Dr. Austen Barnett’s article on cricket development was recently accepted for publication in the Proceedings of the National Academy of Science (PNAS), the second most highly cited research journal.
Here’s a synopsis of “Hox genes limit germ cell formation in the short germ insect Gryllus bimaculatus”:

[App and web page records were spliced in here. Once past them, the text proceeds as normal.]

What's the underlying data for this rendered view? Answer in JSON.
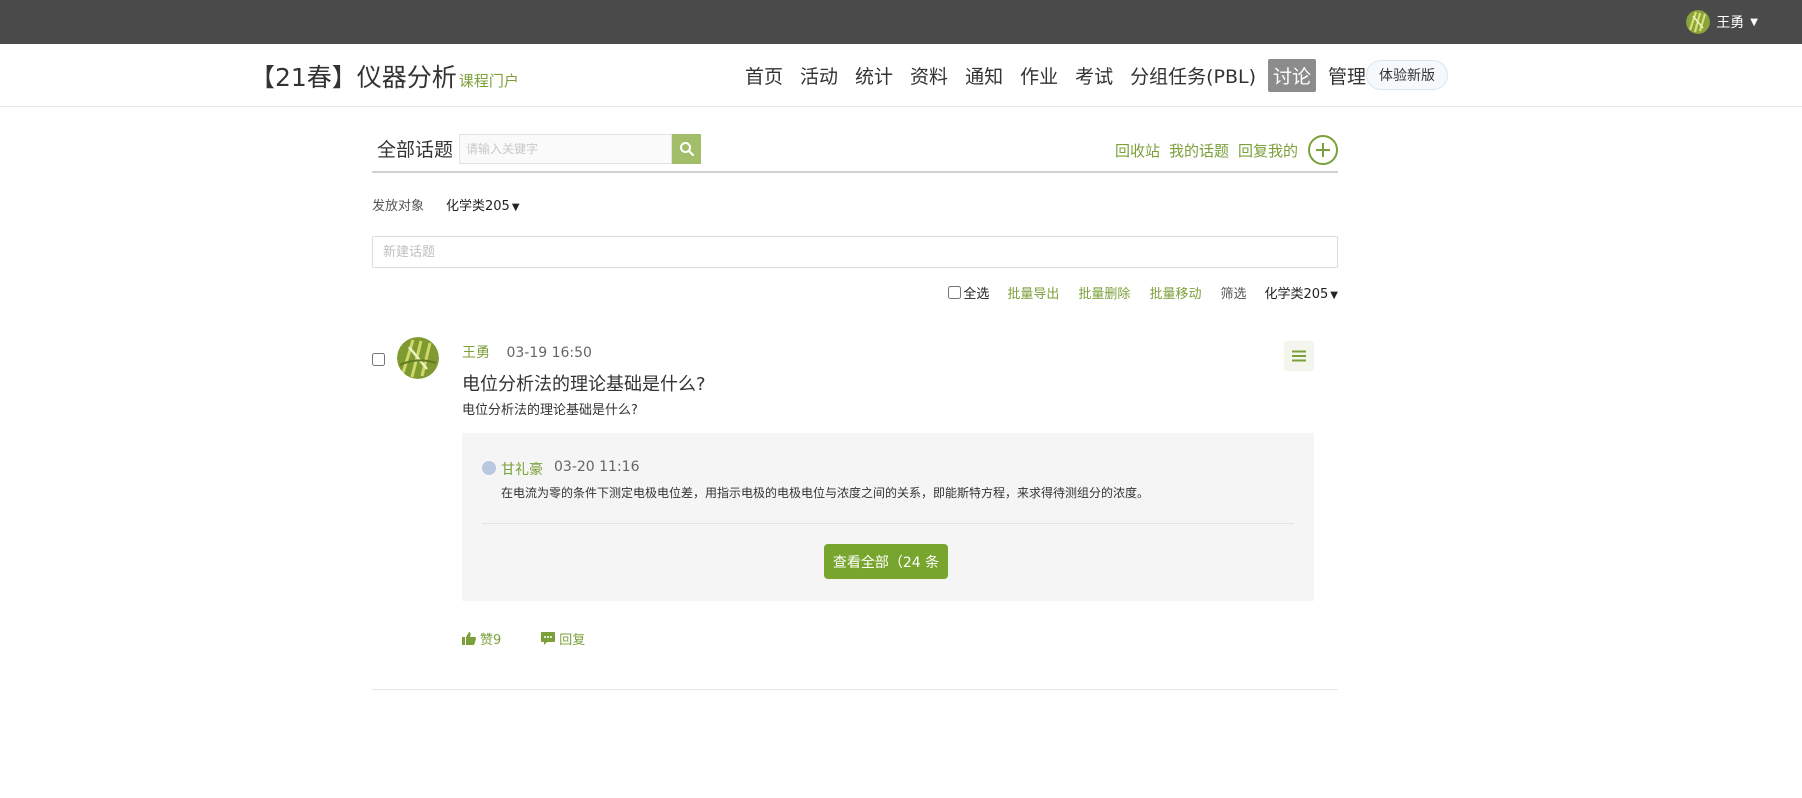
{
  "topbar": {
    "user_name": "王勇"
  },
  "header": {
    "course_title": "【21春】仪器分析",
    "portal_link": "课程门户",
    "nav": [
      "首页",
      "活动",
      "统计",
      "资料",
      "通知",
      "作业",
      "考试",
      "分组任务(PBL)",
      "讨论",
      "管理"
    ],
    "active_nav": "讨论",
    "try_new": "体验新版"
  },
  "toolbar": {
    "title": "全部话题",
    "search_placeholder": "请输入关键字",
    "links": [
      "回收站",
      "我的话题",
      "回复我的"
    ]
  },
  "target": {
    "label": "发放对象",
    "value": "化学类205"
  },
  "new_topic_placeholder": "新建话题",
  "batch": {
    "select_all": "全选",
    "export": "批量导出",
    "delete": "批量删除",
    "move": "批量移动",
    "filter_label": "筛选",
    "filter_value": "化学类205"
  },
  "topic": {
    "author": "王勇",
    "time": "03-19 16:50",
    "title": "电位分析法的理论基础是什么?",
    "body": "电位分析法的理论基础是什么?",
    "reply": {
      "author": "甘礼豪",
      "time": "03-20 11:16",
      "text": "在电流为零的条件下测定电极电位差，用指示电极的电极电位与浓度之间的关系，即能斯特方程，来求得待测组分的浓度。"
    },
    "view_all": "查看全部（24 条",
    "like": "赞9",
    "reply_label": "回复"
  },
  "colors": {
    "accent_green": "#7ba03a",
    "topbar": "#4a4a4a",
    "active_nav_bg": "#8c8c8c"
  }
}
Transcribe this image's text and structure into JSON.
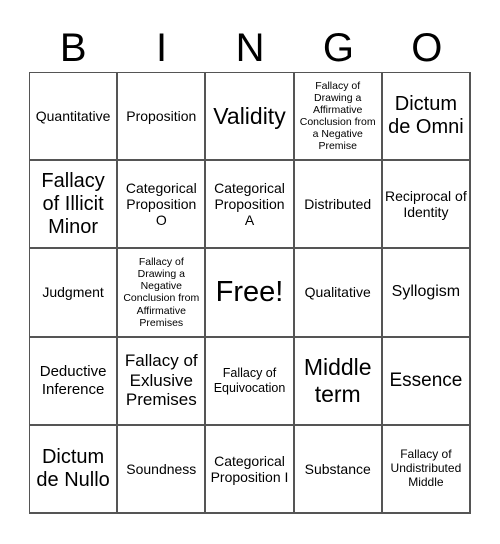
{
  "header": [
    "B",
    "I",
    "N",
    "G",
    "O"
  ],
  "cells": [
    {
      "text": "Quantitative",
      "size": "md"
    },
    {
      "text": "Proposition",
      "size": "md"
    },
    {
      "text": "Validity",
      "size": "xl-l"
    },
    {
      "text": "Fallacy of Drawing a Affirmative Conclusion from a Negative Premise",
      "size": "xs"
    },
    {
      "text": "Dictum de Omni",
      "size": "lg"
    },
    {
      "text": "Fallacy of Illicit Minor",
      "size": "lg"
    },
    {
      "text": "Categorical Proposition O",
      "size": "md"
    },
    {
      "text": "Categorical Proposition A",
      "size": "md"
    },
    {
      "text": "Distributed",
      "size": "md"
    },
    {
      "text": "Reciprocal of Identity",
      "size": "md"
    },
    {
      "text": "Judgment",
      "size": "md"
    },
    {
      "text": "Fallacy of Drawing a Negative Conclusion from Affirmative Premises",
      "size": "xs"
    },
    {
      "text": "Free!",
      "size": "xl"
    },
    {
      "text": "Qualitative",
      "size": "md"
    },
    {
      "text": "Syllogism",
      "size": "md-l"
    },
    {
      "text": "Deductive Inference",
      "size": "md"
    },
    {
      "text": "Fallacy of Exlusive Premises",
      "size": "lg-s"
    },
    {
      "text": "Fallacy of Equivocation",
      "size": "sm"
    },
    {
      "text": "Middle term",
      "size": "xl-m"
    },
    {
      "text": "Essence",
      "size": "lg"
    },
    {
      "text": "Dictum de Nullo",
      "size": "lg"
    },
    {
      "text": "Soundness",
      "size": "md"
    },
    {
      "text": "Categorical Proposition I",
      "size": "md"
    },
    {
      "text": "Substance",
      "size": "md"
    },
    {
      "text": "Fallacy of Undistributed Middle",
      "size": "sm"
    }
  ]
}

Early in development, all animals have to separate the cells that become the body, and the cells that become either the sperm or the egg cells, collectively called germ cells. Many of the genes that make germ cells are evolutionary conserved. The Hox genes are also a highly conserved, and largely studied, set of genes that tell animal embryos where to place body parts, such as arms, legs, wings, ribs, etc. Barnett and his colleagues explored the potential role of these Hox genes in making germ cells in development. In this article, they show for the first time that Hox genes also have a new role in making the cells that eventually become the sperm and egg cells in an animal.